After posting an allegedly misleading marketing video promoting its Estring (estradiol) vaginal ring on a consumer website, American pharmaceutical giant Pfizer has received a warning letter from the FDA. The video – which featured two Pfizer employees portraying a physician and her patient – was originally posted in May of 2017 on michiganmomliving.com but has since been taken down from the site.
According to the FDA’s Office of Prescription Drug Promotion, the promotional video only discussed the benefits of the Estring device in managing symptoms of menopause. Pharmaceutical marketers are required to adhere to strict rules for their promotions of products which includes disclosing risk information – something that the Estring video didn’t do.
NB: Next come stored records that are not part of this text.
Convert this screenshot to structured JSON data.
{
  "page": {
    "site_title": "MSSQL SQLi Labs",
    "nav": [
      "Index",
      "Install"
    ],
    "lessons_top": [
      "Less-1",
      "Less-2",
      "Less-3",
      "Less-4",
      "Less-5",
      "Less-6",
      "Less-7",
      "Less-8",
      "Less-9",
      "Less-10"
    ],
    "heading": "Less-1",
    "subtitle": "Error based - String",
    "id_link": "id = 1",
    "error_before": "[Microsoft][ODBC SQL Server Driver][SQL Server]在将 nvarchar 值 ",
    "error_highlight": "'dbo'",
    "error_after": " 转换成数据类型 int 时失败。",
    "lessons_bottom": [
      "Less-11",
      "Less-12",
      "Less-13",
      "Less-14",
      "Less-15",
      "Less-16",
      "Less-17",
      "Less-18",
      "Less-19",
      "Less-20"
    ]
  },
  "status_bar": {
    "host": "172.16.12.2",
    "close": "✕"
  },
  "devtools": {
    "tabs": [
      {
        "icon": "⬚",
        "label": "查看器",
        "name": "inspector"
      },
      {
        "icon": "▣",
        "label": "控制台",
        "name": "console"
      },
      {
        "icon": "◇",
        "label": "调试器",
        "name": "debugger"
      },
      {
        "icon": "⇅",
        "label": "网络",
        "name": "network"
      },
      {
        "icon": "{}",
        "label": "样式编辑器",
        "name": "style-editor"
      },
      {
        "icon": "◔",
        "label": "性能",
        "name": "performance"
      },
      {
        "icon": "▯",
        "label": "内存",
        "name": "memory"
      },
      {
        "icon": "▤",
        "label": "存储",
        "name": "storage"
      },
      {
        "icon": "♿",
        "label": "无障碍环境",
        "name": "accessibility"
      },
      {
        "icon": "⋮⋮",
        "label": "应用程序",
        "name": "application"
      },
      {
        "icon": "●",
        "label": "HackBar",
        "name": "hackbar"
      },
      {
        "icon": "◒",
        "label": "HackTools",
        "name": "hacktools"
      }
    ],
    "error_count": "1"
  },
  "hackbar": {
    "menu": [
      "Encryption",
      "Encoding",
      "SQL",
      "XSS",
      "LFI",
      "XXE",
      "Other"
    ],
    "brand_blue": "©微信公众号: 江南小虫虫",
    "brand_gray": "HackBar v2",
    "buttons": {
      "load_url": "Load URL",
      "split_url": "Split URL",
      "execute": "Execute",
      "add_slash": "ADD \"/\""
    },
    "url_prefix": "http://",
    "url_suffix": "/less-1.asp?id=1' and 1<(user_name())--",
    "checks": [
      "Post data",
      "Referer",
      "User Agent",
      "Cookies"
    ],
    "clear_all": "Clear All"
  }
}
“This video is especially concerning from a public health perspective because it fails to include any risk information about Estring, which is a drug that bears a boxed warning due to several serious, life-threatening risks, including endometrial cancer, breast cancer, and cardiovascular disorders, as well as numerous contraindications and warnings,” said the warning letter. “The video thus creates a misleading impression about the safety and efficacy of Estring.”
Pfizer was required to respond to the claims made in the warning letter by July 3. They were given two options: inform the FDA of how they plan to discontinue using the misleading video to promote Estring, or provide evidence to refute claims that the interview violated the agency’s promotional rules. By removing the video from the website and from YouTube, it’s likely that Pfizer has chosen the latter option in dealing with this issue.
“We acknowledge that in the video the Physician Spokesperson refers women to askforthering.com and to their healthcare provider for additional information,” said the FDA letter. “However, this does not mitigate the omission of the risk information from the video.”
The FDA argues that several statements made by the Physician Spokesperson and the Patient Spokesperson in the video interview could mislead women about the potential benefits and side effects of using Estring. For example, when asked about side effects, the Patient Spokesperson for Pfizer answered that she didn’t experience any and only felt relief after using the Estring device. According to the FDA, this suggests that other patients using Estring won’t experience any side effects either, despite the fact that the product contains a boxed warning outlining several serious risks of the device that have been identified in patients.
What’s more, the patient interviewed claims she experienced “instant relief” upon using the Estring device, further misleading women with vulvar and vaginal atrophy (VVA) due to menopause that their symptoms would also instantly disappear upon inserting the device. The FDA also points out that Pfizer has never submitted any data substantiating the claim the device could provide instant relief of symptoms; instead, the efficacy of the device has only been studied after 12 weeks of use.
“If you have data to support the claim that patients using Estring experience instant relief of moderate to severe symptoms of VVA due to menopause, please submit such data to FDA for review,” said the FDA’s letter to Pfizer.
Hormone replacement therapy (HRT) to treat the symptoms of menopause has generally fallen out of favour in recent years over concerns that estradiol could contribute to the development of certain types of cancer. However, according to the North American Menopause Society, healthy women under the age of 60 could still benefit from HRT without facing an unreasonable risk of experiencing side effects as a result of treatment.